Would you please copy out each entry exactly?

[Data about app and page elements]
▽
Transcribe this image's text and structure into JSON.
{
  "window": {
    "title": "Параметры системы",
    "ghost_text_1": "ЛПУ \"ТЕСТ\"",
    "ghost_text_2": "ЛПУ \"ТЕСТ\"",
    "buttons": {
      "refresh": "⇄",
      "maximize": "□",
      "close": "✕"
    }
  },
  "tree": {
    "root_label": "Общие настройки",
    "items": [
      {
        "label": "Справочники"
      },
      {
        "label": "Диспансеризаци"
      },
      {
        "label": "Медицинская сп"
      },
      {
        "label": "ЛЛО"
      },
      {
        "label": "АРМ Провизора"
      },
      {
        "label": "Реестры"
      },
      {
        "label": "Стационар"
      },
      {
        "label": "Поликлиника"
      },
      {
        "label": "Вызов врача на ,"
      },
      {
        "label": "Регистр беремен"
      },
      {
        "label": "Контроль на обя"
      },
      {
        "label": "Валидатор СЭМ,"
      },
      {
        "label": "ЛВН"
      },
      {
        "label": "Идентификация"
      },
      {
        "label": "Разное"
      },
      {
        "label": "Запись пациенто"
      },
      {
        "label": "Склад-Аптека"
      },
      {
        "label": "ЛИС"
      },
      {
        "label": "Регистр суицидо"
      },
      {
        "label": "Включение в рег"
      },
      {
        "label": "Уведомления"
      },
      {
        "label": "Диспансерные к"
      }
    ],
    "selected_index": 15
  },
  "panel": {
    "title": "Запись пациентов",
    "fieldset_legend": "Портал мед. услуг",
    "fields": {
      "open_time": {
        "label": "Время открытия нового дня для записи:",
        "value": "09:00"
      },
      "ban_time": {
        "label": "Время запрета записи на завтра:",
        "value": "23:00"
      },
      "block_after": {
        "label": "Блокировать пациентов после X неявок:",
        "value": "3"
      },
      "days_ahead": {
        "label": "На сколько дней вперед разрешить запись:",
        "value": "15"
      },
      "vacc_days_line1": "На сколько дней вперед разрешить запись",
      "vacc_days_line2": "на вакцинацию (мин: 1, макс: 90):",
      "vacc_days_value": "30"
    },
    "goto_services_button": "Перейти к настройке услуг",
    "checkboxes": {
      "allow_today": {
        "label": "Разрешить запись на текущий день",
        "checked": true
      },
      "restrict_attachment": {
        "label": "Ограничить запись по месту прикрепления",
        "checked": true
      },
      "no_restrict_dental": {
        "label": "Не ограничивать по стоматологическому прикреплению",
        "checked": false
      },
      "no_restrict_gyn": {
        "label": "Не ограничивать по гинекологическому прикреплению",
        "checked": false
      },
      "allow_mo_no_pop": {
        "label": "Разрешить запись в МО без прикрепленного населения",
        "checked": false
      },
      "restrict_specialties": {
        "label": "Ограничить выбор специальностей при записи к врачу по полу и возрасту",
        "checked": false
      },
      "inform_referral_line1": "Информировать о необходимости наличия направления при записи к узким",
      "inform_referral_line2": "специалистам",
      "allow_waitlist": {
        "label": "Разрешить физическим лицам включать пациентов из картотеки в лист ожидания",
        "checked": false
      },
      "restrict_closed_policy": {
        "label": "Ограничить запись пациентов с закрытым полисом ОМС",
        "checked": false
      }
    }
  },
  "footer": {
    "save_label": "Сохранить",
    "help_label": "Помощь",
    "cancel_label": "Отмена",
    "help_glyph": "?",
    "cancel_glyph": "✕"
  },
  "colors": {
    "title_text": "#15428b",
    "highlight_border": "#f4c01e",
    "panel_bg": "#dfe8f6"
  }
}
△
* _TASK OUTPUT_
Transcribe this image's text and structure into JSON.
{
  "window": {
    "title": "Параметры системы",
    "ghost_text_1": "ЛПУ \"ТЕСТ\"",
    "ghost_text_2": "ЛПУ \"ТЕСТ\"",
    "buttons": {
      "refresh": "⇄",
      "maximize": "□",
      "close": "✕"
    }
  },
  "tree": {
    "root_label": "Общие настройки",
    "items": [
      {
        "label": "Справочники"
      },
      {
        "label": "Диспансеризаци"
      },
      {
        "label": "Медицинская сп"
      },
      {
        "label": "ЛЛО"
      },
      {
        "label": "АРМ Провизора"
      },
      {
        "label": "Реестры"
      },
      {
        "label": "Стационар"
      },
      {
        "label": "Поликлиника"
      },
      {
        "label": "Вызов врача на ,"
      },
      {
        "label": "Регистр беремен"
      },
      {
        "label": "Контроль на обя"
      },
      {
        "label": "Валидатор СЭМ,"
      },
      {
        "label": "ЛВН"
      },
      {
        "label": "Идентификация"
      },
      {
        "label": "Разное"
      },
      {
        "label": "Запись пациенто"
      },
      {
        "label": "Склад-Аптека"
      },
      {
        "label": "ЛИС"
      },
      {
        "label": "Регистр суицидо"
      },
      {
        "label": "Включение в рег"
      },
      {
        "label": "Уведомления"
      },
      {
        "label": "Диспансерные к"
      }
    ],
    "selected_index": 15
  },
  "panel": {
    "title": "Запись пациентов",
    "fieldset_legend": "Портал мед. услуг",
    "fields": {
      "open_time": {
        "label": "Время открытия нового дня для записи:",
        "value": "09:00"
      },
      "ban_time": {
        "label": "Время запрета записи на завтра:",
        "value": "23:00"
      },
      "block_after": {
        "label": "Блокировать пациентов после X неявок:",
        "value": "3"
      },
      "days_ahead": {
        "label": "На сколько дней вперед разрешить запись:",
        "value": "15"
      },
      "vacc_days_line1": "На сколько дней вперед разрешить запись",
      "vacc_days_line2": "на вакцинацию (мин: 1, макс: 90):",
      "vacc_days_value": "30"
    },
    "goto_services_button": "Перейти к настройке услуг",
    "checkboxes": {
      "allow_today": {
        "label": "Разрешить запись на текущий день",
        "checked": true
      },
      "restrict_attachment": {
        "label": "Ограничить запись по месту прикрепления",
        "checked": true
      },
      "no_restrict_dental": {
        "label": "Не ограничивать по стоматологическому прикреплению",
        "checked": false
      },
      "no_restrict_gyn": {
        "label": "Не ограничивать по гинекологическому прикреплению",
        "checked": false
      },
      "allow_mo_no_pop": {
        "label": "Разрешить запись в МО без прикрепленного населения",
        "checked": false
      },
      "restrict_specialties": {
        "label": "Ограничить выбор специальностей при записи к врачу по полу и возрасту",
        "checked": false
      },
      "inform_referral_line1": "Информировать о необходимости наличия направления при записи к узким",
      "inform_referral_line2": "специалистам",
      "allow_waitlist": {
        "label": "Разрешить физическим лицам включать пациентов из картотеки в лист ожидания",
        "checked": false
      },
      "restrict_closed_policy": {
        "label": "Ограничить запись пациентов с закрытым полисом ОМС",
        "checked": false
      }
    }
  },
  "footer": {
    "save_label": "Сохранить",
    "help_label": "Помощь",
    "cancel_label": "Отмена",
    "help_glyph": "?",
    "cancel_glyph": "✕"
  },
  "colors": {
    "title_text": "#15428b",
    "highlight_border": "#f4c01e",
    "panel_bg": "#dfe8f6"
  }
}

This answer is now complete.